Video Genome Initiative Urgently Moves to Freeze DNA Before Species Go Extinct

Earth is in the midst of its sixth mass extinction. The last such event was caused by an asteroid 66 million years ago. It killed off the dinosaurs and practically everything else. So scientists are in a race against time to classify the estimated 11 million species alive today. So far only 2 million are described by science, and researchers are worried many will disappear before they even have a name. VOA’s Rosanne Skirble reports.
Video

Video Scientists: One-Dose Malaria Cure is Possible

Scientists have long been trying to develop an effective protection and cure for malaria - one of the deadliest diseases that affects people in tropical areas, especially children. As the World Health Organization announces plans to begin clinical trials of a promising new vaccine, scientists in South Africa report that they too are at an important threshold. George Putic reports, they are testing a compound that could be a single-dose cure for malaria.
Video

Video 'New York' Magazine Features 35 Cosby Accusers

The latest issue of 'New York' magazine features 35 women who say they were drugged and raped by film and television celebrity Bill Cosby. The women are aged from 44 to 80 and come from different walks of life and races. The magazine interviewed each of them separately, but Zlatica Hoke reports their stories are similar.
Video

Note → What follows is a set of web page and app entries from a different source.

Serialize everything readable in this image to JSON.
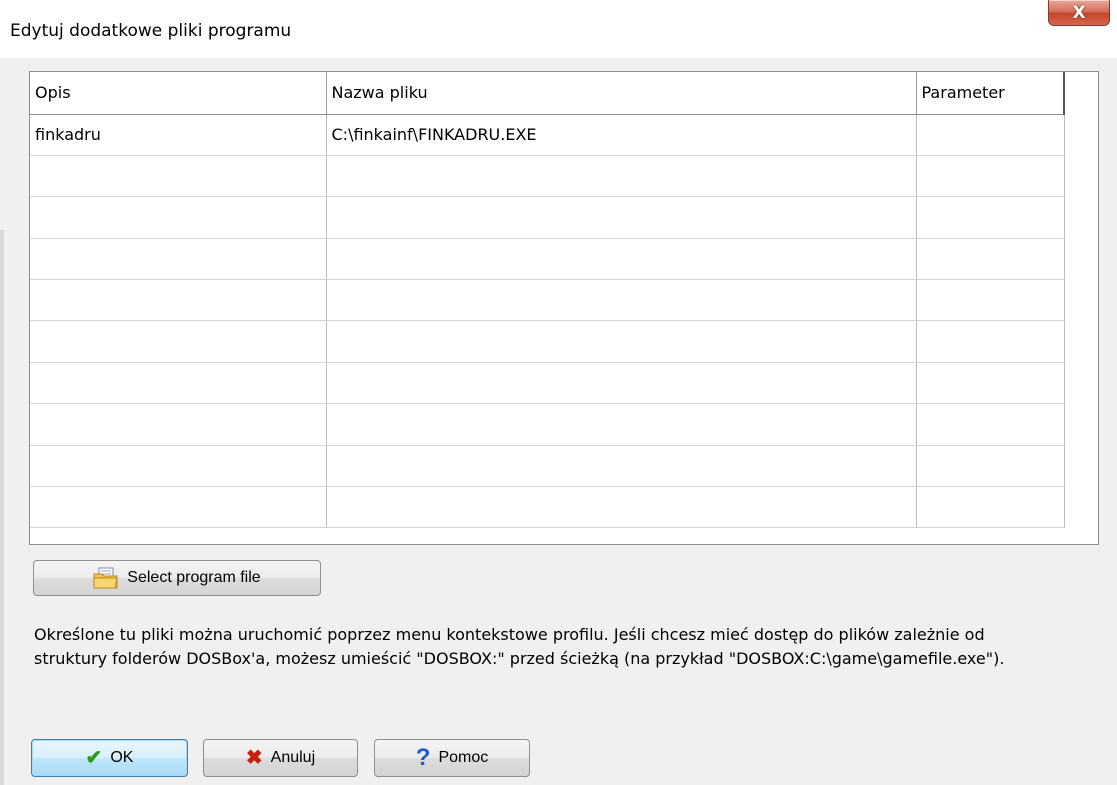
{
  "window": {
    "title": "Edytuj dodatkowe pliki programu",
    "close_icon": "close-icon",
    "close_glyph": "X"
  },
  "grid": {
    "columns": [
      "Opis",
      "Nazwa pliku",
      "Parameter"
    ],
    "rows": [
      [
        "finkadru",
        "C:\\finkainf\\FINKADRU.EXE",
        ""
      ],
      [
        "",
        "",
        ""
      ],
      [
        "",
        "",
        ""
      ],
      [
        "",
        "",
        ""
      ],
      [
        "",
        "",
        ""
      ],
      [
        "",
        "",
        ""
      ],
      [
        "",
        "",
        ""
      ],
      [
        "",
        "",
        ""
      ],
      [
        "",
        "",
        ""
      ],
      [
        "",
        "",
        ""
      ]
    ]
  },
  "select_button": {
    "label": "Select program file",
    "icon": "folder-icon"
  },
  "info": {
    "line1": "Określone tu pliki można uruchomić poprzez menu kontekstowe profilu. Jeśli chcesz mieć dostęp do plików zależnie od",
    "line2": "struktury folderów DOSBox'a, możesz umieścić \"DOSBOX:\" przed ścieżką (na przykład \"DOSBOX:C:\\game\\gamefile.exe\")."
  },
  "buttons": {
    "ok": {
      "label": "OK",
      "icon": "check-icon",
      "glyph": "✔"
    },
    "cancel": {
      "label": "Anuluj",
      "icon": "cross-icon",
      "glyph": "✖"
    },
    "help": {
      "label": "Pomoc",
      "icon": "question-icon",
      "glyph": "?"
    }
  },
  "colors": {
    "close_button": "#c8462c",
    "ok_check": "#2a9a1a",
    "cancel_cross": "#c8200a",
    "help_question": "#1e5bd8",
    "default_button_border": "#3c7fb1"
  }
}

Video US Calls Fight Against Human Trafficking a Must Win

The United States is promising not to give up its fight against what Secretary of State John Kerry calls the “scourge” of modern slavery. Officials released the country’s annual human trafficking report Monday – a report that’s being met with some criticism. VOA’s National Security correspondent Jeff Seldin has more from the State Department.
Video

Video Washington DC Underground Streetcar Station to Become Arts Venue

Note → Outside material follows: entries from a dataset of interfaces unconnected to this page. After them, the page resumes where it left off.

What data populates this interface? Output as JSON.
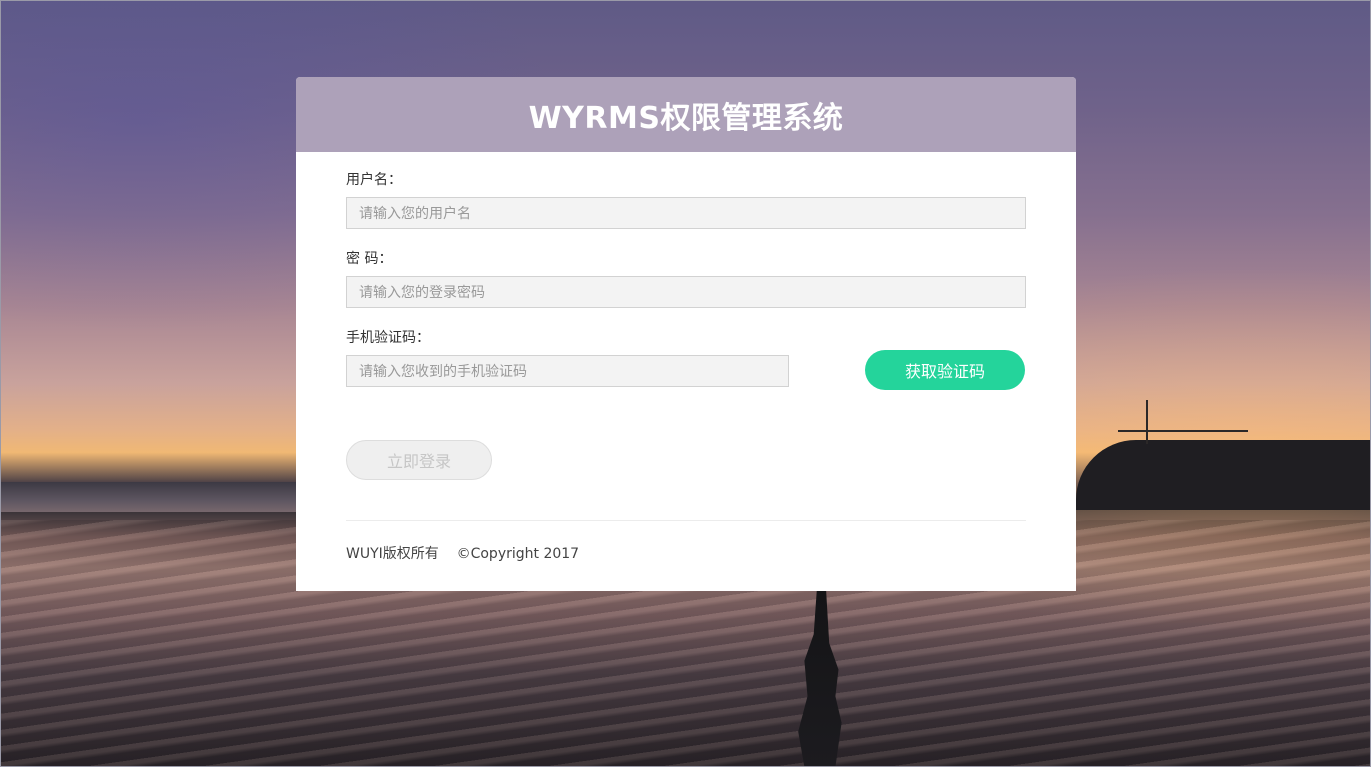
{
  "app": {
    "title": "WYRMS权限管理系统"
  },
  "form": {
    "username": {
      "label": "用户名：",
      "placeholder": "请输入您的用户名",
      "value": ""
    },
    "password": {
      "label": "密 码：",
      "placeholder": "请输入您的登录密码",
      "value": ""
    },
    "sms_code": {
      "label": "手机验证码：",
      "placeholder": "请输入您收到的手机验证码",
      "value": ""
    },
    "get_code_button": "获取验证码",
    "login_button": "立即登录"
  },
  "footer": {
    "copyright_owner": "WUYI版权所有",
    "copyright_text": "©Copyright 2017"
  },
  "colors": {
    "accent": "#24d49b",
    "header_bg": "#9687a5",
    "login_disabled": "#efefef"
  }
}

Abandoned more than 50 years ago, the underground streetcar station in Washington D.C.’s historic DuPont Circle district is about to be reborn. The plan calls for turning the spacious underground platforms - once meant to be a transportation hub, - into a unique space for art exhibitions, presentations, concerts and even a film set. Roman Mamonov has more from beneath the streets of the U.S. capital. Joy Wagner narrates his report.
Video

Video Europe’s Twin Crises Collide in Greece as Migrant Numbers Soar

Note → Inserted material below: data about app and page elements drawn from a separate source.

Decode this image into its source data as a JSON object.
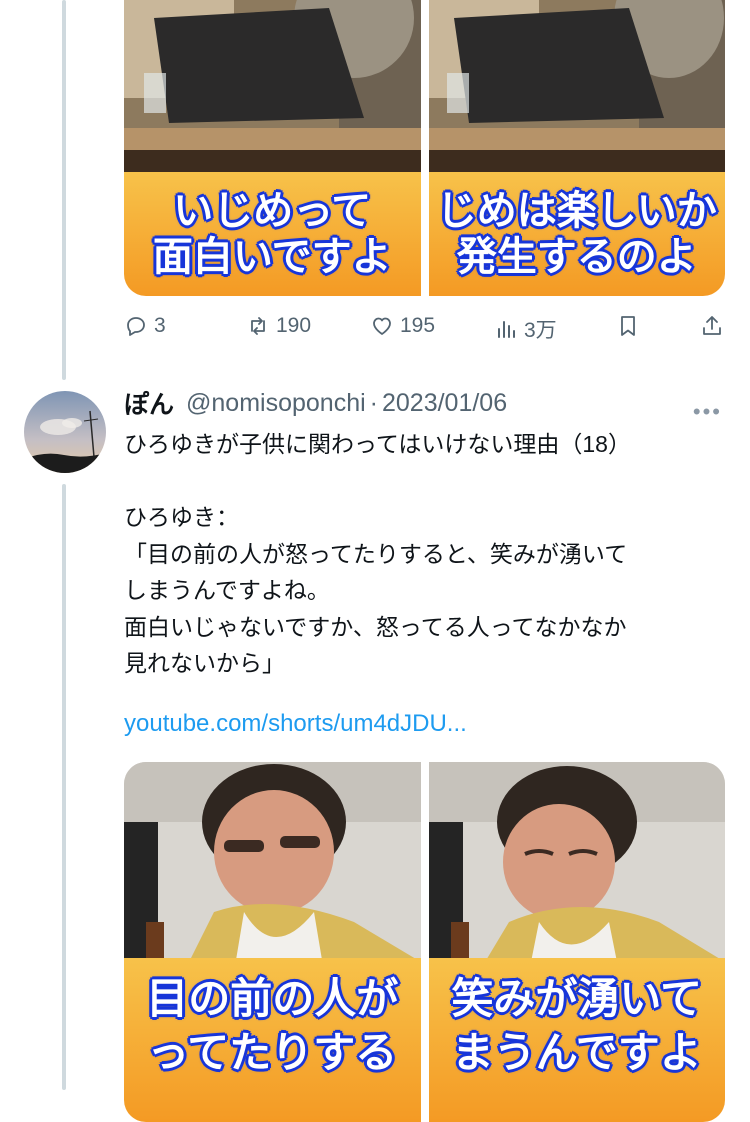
{
  "post1": {
    "thumbnails": [
      {
        "caption_lines": [
          "いじめって",
          "面白いですよ"
        ]
      },
      {
        "caption_lines": [
          "じめは楽しいか",
          "発生するのよ"
        ]
      }
    ],
    "actions": {
      "replies": "3",
      "reposts": "190",
      "likes": "195",
      "views": "3万"
    }
  },
  "post2": {
    "display_name": "ぽん",
    "handle": "@nomisoponchi",
    "separator": "·",
    "date": "2023/01/06",
    "text_lines": [
      "ひろゆきが子供に関わってはいけない理由（18）",
      "",
      "ひろゆき：",
      "「目の前の人が怒ってたりすると、笑みが湧いて",
      "しまうんですよね。",
      "面白いじゃないですか、怒ってる人ってなかなか",
      "見れないから」"
    ],
    "link": "youtube.com/shorts/um4dJDU...",
    "thumbnails": [
      {
        "caption_lines": [
          "目の前の人が",
          "ってたりする"
        ]
      },
      {
        "caption_lines": [
          "笑みが湧いて",
          "まうんですよ"
        ]
      }
    ]
  },
  "icons": {
    "reply": "reply-icon",
    "repost": "repost-icon",
    "like": "heart-icon",
    "views": "views-icon",
    "bookmark": "bookmark-icon",
    "share": "share-icon",
    "more": "more-icon"
  },
  "colors": {
    "link": "#1d9bf0",
    "secondary_text": "#536471",
    "caption_fill": "#f49a24",
    "caption_outline": "#1836d9"
  }
}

Greece has replaced Italy as the main gateway for migrants into Europe, with more than 100,000 arrivals in the first six months of 2015. Many want to move further into Europe and escape Greece’s economic crisis, but they face widespread dangers on the journey overland through the Balkans. VOA's Henry Ridgwell reports.
Video

Video Stink Intensifies as Lebanon’s Trash Crisis Continues

After the closure of a major rubbish dump a week ago, the streets of Beirut are filling up with trash. Having failed to draw up a plan B, politicians are struggling to deal with the problem. John Owens has more for VOA from Beirut.
Video

Video Paris Rolls Out Blueprint to Fight Climate Change

A U.N. climate conference in December aims to produce an ambitious agreement to fight heat-trapping greenhouse gases. But many local governments are not waiting, and have drafted their own climate action plans. That’s the case with Paris — which is getting special attention, since it’s hosting the climate summit. Lisa Bryant takes a look for VOA at the transformation of the French capital into an eco-city.
Video

Video Racially Diverse Spider-Man Takes Center Stage

Whether it’s in a comic book or on the big screen, fans have always known the man behind the Spider-Man mask as Peter Parker. But that is changing, at least in the comic book world. Marvel Comics announced that a character called Miles Morales will replace Peter Parker as Spider-Man in a new comic book series. He is half Latino, half African American, and he is quite popular among comic book fans. Correspondent Elizabeth Lee reports from Los Angeles.
Video

Video Historic Symbol Is Theme of Vibrant New Show

A new exhibit in Washington is paying tribute to the American flag with a wide and eclectic selection of artwork that uses the historic symbol as its central theme. VOA’s Julie Taboh was at the DC Chamber of Commerce for the show’s opening.

VOA Blogs